##### Material for this task #####
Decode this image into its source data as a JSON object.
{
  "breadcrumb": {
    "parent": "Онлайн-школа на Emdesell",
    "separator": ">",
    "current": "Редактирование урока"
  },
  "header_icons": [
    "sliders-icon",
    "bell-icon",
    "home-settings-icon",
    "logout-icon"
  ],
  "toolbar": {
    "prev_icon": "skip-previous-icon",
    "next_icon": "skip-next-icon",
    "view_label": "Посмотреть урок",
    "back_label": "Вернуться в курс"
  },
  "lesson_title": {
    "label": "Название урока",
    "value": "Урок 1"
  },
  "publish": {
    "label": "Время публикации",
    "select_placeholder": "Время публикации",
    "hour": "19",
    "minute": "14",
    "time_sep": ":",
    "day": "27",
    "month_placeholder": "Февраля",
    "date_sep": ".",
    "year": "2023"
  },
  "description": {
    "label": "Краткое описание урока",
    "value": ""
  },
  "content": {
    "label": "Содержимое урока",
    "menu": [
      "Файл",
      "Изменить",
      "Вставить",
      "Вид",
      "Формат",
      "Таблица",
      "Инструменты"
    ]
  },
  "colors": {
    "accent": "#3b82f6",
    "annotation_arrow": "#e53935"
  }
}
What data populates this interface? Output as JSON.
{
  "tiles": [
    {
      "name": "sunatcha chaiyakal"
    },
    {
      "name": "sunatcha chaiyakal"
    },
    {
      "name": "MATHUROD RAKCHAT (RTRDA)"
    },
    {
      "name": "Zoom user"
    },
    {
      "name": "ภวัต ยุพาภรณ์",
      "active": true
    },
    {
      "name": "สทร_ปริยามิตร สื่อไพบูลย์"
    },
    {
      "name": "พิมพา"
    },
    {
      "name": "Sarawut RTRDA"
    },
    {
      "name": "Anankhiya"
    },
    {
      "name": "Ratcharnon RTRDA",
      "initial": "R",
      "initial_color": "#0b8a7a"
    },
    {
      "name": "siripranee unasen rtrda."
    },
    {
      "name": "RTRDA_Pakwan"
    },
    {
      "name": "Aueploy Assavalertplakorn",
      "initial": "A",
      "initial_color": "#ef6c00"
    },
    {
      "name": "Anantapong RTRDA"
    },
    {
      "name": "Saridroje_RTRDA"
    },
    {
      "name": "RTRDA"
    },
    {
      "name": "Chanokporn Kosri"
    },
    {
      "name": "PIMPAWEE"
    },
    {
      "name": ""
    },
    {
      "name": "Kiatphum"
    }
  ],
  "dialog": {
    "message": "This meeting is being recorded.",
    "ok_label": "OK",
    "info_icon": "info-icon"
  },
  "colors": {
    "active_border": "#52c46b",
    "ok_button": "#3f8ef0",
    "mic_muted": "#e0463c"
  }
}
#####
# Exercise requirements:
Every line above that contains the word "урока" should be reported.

# Final answer:
    "current": "Редактирование урока"
    "label": "Название урока",
    "label": "Краткое описание урока",
    "label": "Содержимое урока",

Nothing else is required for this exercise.